    The sentence could not be simpler or clearer. Somehow you have managed to get exactly the opposite meaning to what was intended. You need to improve your reading skills, otherwise the whole world is going to seem incomprehensible.

  22. Tom

    I have a question. As it is seems clear that:

    a) The original research suggesting dietary fat and/or high cholesterol are dangerous are flawed
    b) Recent research confirms that neither saturated fat nor high cholesterol are significant contributors to heart disease
    c) It is sugar and other carbohydrates that increase the risks of obesity, diabetes and heart disease

    then why:

    a) Does popular culture still promote low-fat diets
    b) Why do so many doctors (who ought to know better)
    i) advise low-fat, low-cholesterol diets
    ii) prescribe statins (useless for most people and damaging to many)?

    This is really important because even if people start to distrust Cosmopolitan’s advice they still believe that their doctor knows best. We trust them with our lives and health. They really ought to have the truth. If they really are clueless about Cholesterol and Fat metabolism and about recent research then it undermines our trust in everything about which they are supposed to be the experts.

    So what is the truth here? Will Mr. Bowden please try to explain.

  23. Free internet tools

    I haven’t checked in here for a while since I thought it was getting boring, but the last few posts are great quality so I guess I’ll add you back to my everyday bloglist. You deserve it my friend 🙂

  24. Havolas

    That sentence is so vague and misleading. Fruits and veggies (these are carbs) INSTEAD of saturated fat cause higher incidents of heart disease? Ha! What a crock!

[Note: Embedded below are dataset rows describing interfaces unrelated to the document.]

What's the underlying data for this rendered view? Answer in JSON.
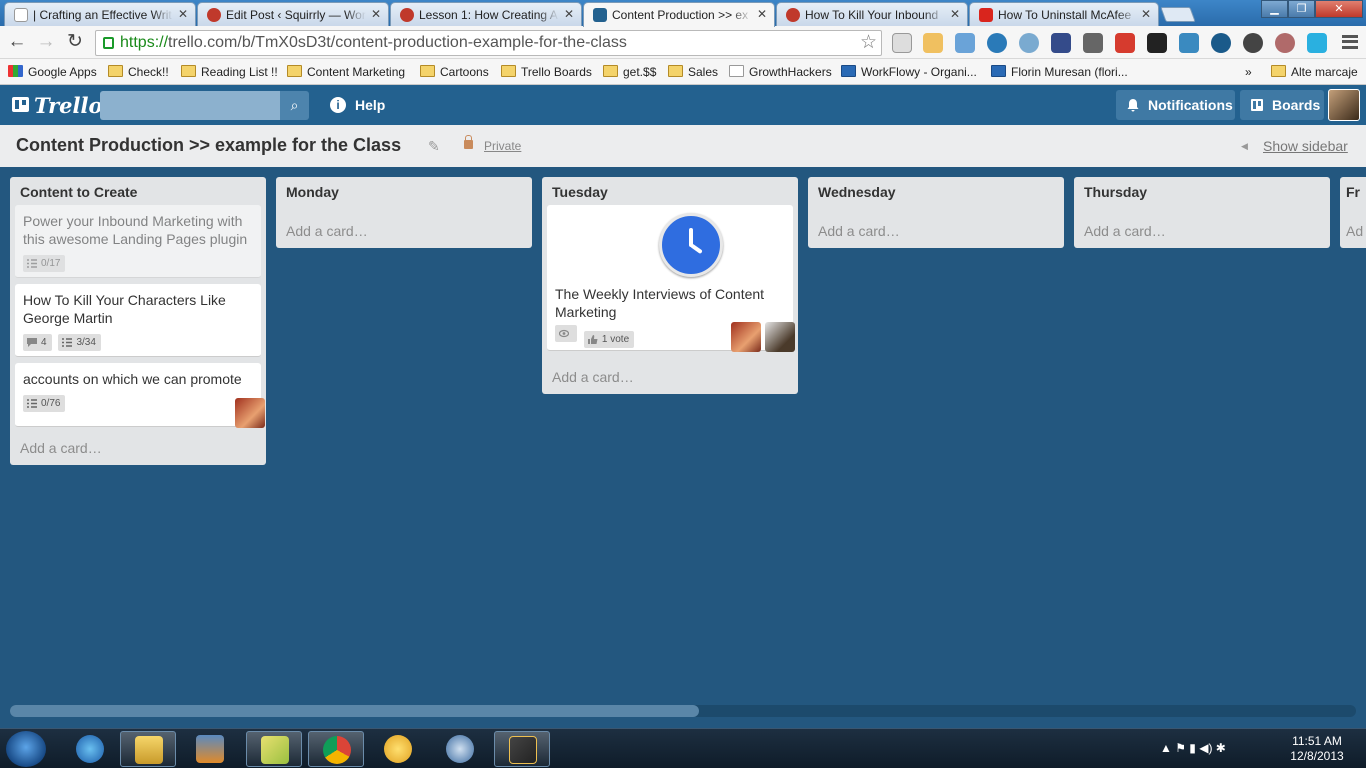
{
  "browser": {
    "tabs": [
      {
        "title": "| Crafting an Effective Writ",
        "icon": "page-icon",
        "color": "#ffffff"
      },
      {
        "title": "Edit Post ‹ Squirrly — Wor",
        "icon": "squirrly-icon",
        "color": "#c0392b"
      },
      {
        "title": "Lesson 1: How Creating A",
        "icon": "squirrly-icon",
        "color": "#c0392b"
      },
      {
        "title": "Content Production >> ex",
        "icon": "trello-icon",
        "color": "#23618f"
      },
      {
        "title": "How To Kill Your Inbound",
        "icon": "squirrly-icon",
        "color": "#c0392b"
      },
      {
        "title": "How To Uninstall McAfee",
        "icon": "youtube-icon",
        "color": "#d9251d"
      }
    ],
    "url_scheme": "https://",
    "url_rest": "trello.com/b/TmX0sD3t/content-production-example-for-the-class",
    "bookmarks": [
      {
        "label": "Google Apps",
        "icon": "apps-grid-icon"
      },
      {
        "label": "Check!!",
        "icon": "folder-icon"
      },
      {
        "label": "Reading List !!",
        "icon": "folder-icon"
      },
      {
        "label": "Content Marketing",
        "icon": "folder-icon"
      },
      {
        "label": "Cartoons",
        "icon": "folder-icon"
      },
      {
        "label": "Trello Boards",
        "icon": "folder-icon"
      },
      {
        "label": "get.$$",
        "icon": "folder-icon"
      },
      {
        "label": "Sales",
        "icon": "folder-icon"
      },
      {
        "label": "GrowthHackers",
        "icon": "page-icon"
      },
      {
        "label": "WorkFlowy - Organi...",
        "icon": "workflowy-icon"
      },
      {
        "label": "Florin Muresan (flori...",
        "icon": "trello-icon"
      }
    ],
    "bookmarks_overflow": "»",
    "other_bookmarks": "Alte marcaje"
  },
  "trello": {
    "logo": "Trello",
    "help": "Help",
    "notifications": "Notifications",
    "boards": "Boards"
  },
  "board": {
    "title": "Content Production >> example for the Class",
    "privacy": "Private",
    "show_sidebar": "Show sidebar",
    "add_card": "Add a card…",
    "lists": [
      {
        "name": "Content to Create"
      },
      {
        "name": "Monday"
      },
      {
        "name": "Tuesday"
      },
      {
        "name": "Wednesday"
      },
      {
        "name": "Thursday"
      },
      {
        "name": "Fr"
      }
    ],
    "cards": {
      "c1": {
        "title": "Power your Inbound Marketing with this awesome Landing Pages plugin",
        "checklist": "0/17"
      },
      "c2": {
        "title": "How To Kill Your Characters Like George Martin",
        "comments": "4",
        "checklist": "3/34"
      },
      "c3": {
        "title": "accounts on which we can promote",
        "checklist": "0/76"
      },
      "c4": {
        "title": "The Weekly Interviews of Content Marketing",
        "votes": "1 vote"
      }
    },
    "add_card_short": "Ad"
  },
  "taskbar": {
    "time": "11:51 AM",
    "date": "12/8/2013"
  }
}
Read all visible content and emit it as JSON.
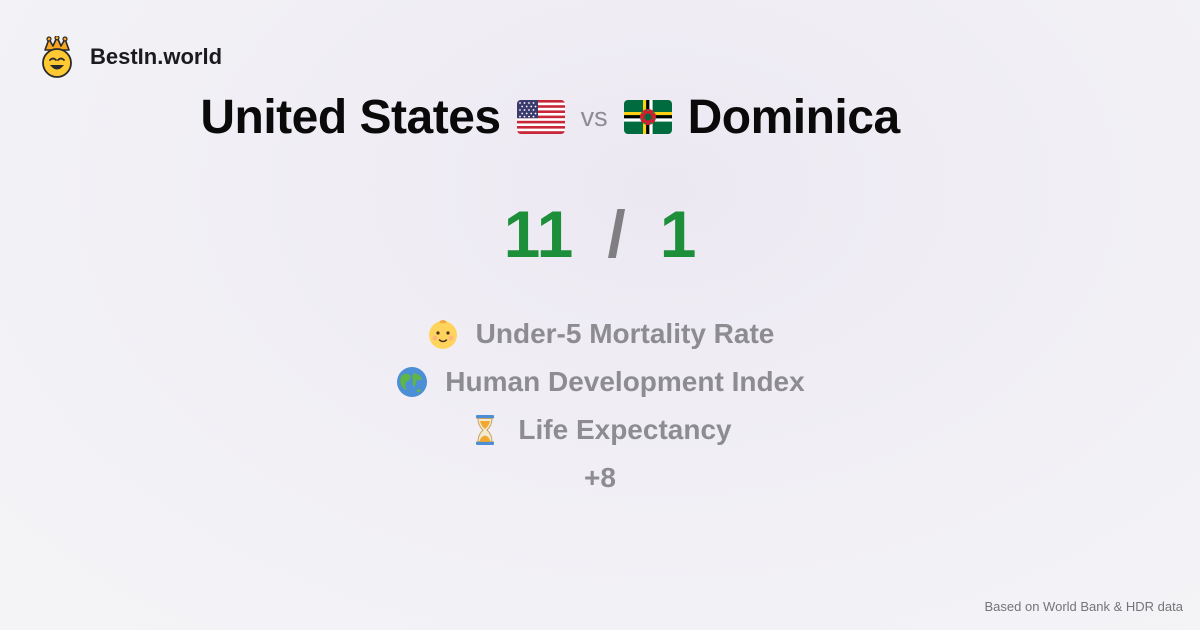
{
  "brand": {
    "name": "BestIn.world",
    "logo_icon": "crown-smiley-icon"
  },
  "comparison": {
    "country_a": "United States",
    "flag_a": "us-flag-icon",
    "vs_label": "vs",
    "country_b": "Dominica",
    "flag_b": "dominica-flag-icon"
  },
  "score": {
    "a": "11",
    "separator": "/",
    "b": "1"
  },
  "metrics": [
    {
      "icon": "baby-icon",
      "label": "Under-5 Mortality Rate"
    },
    {
      "icon": "globe-icon",
      "label": "Human Development Index"
    },
    {
      "icon": "hourglass-icon",
      "label": "Life Expectancy"
    }
  ],
  "more_label": "+8",
  "footer_text": "Based on World Bank & HDR data",
  "colors": {
    "score_green": "#1d8f3b",
    "muted_text": "#8d8d91"
  }
}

    REFINED carbs, ok fine.

    That’s why the sentence is misleading and borders on inept and dangerous.

  25. Tb

    Jonny , what do you think of Metamucil which says it will lower cholesterol

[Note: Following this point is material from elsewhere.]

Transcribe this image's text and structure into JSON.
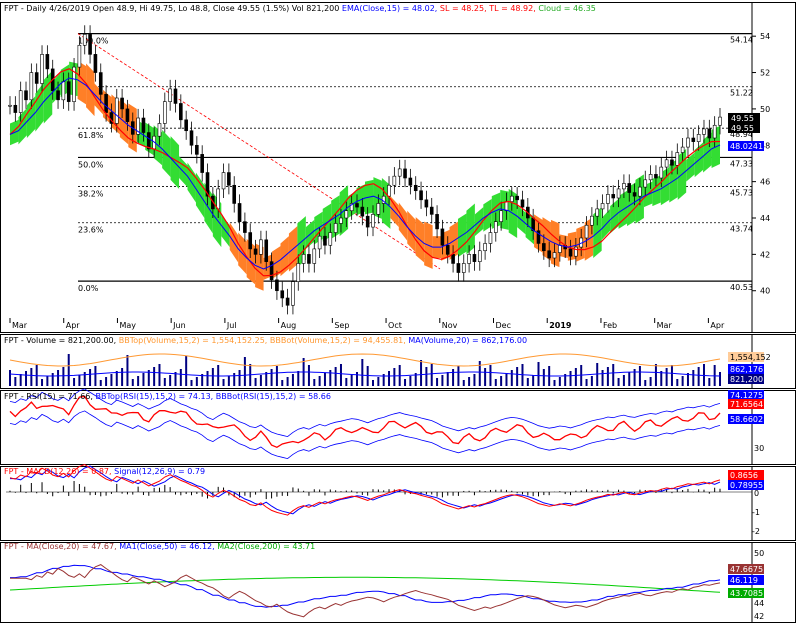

  26. Florida Mom

    My 11 year-old (vegetarian, organic & non-gmo) has a cholesterol level of 210. (His vitamin D was a bit low too but he’s now taking a supplement). He is very healthy with a husky frame and a little over 5 ft tall and 135 lbs. He rarely drinks cow milk but if he does it’s raw. He loves butter and sour cream, but a low sugar diet. Never fast food or soft drinks. What do you recommend? Should I worry?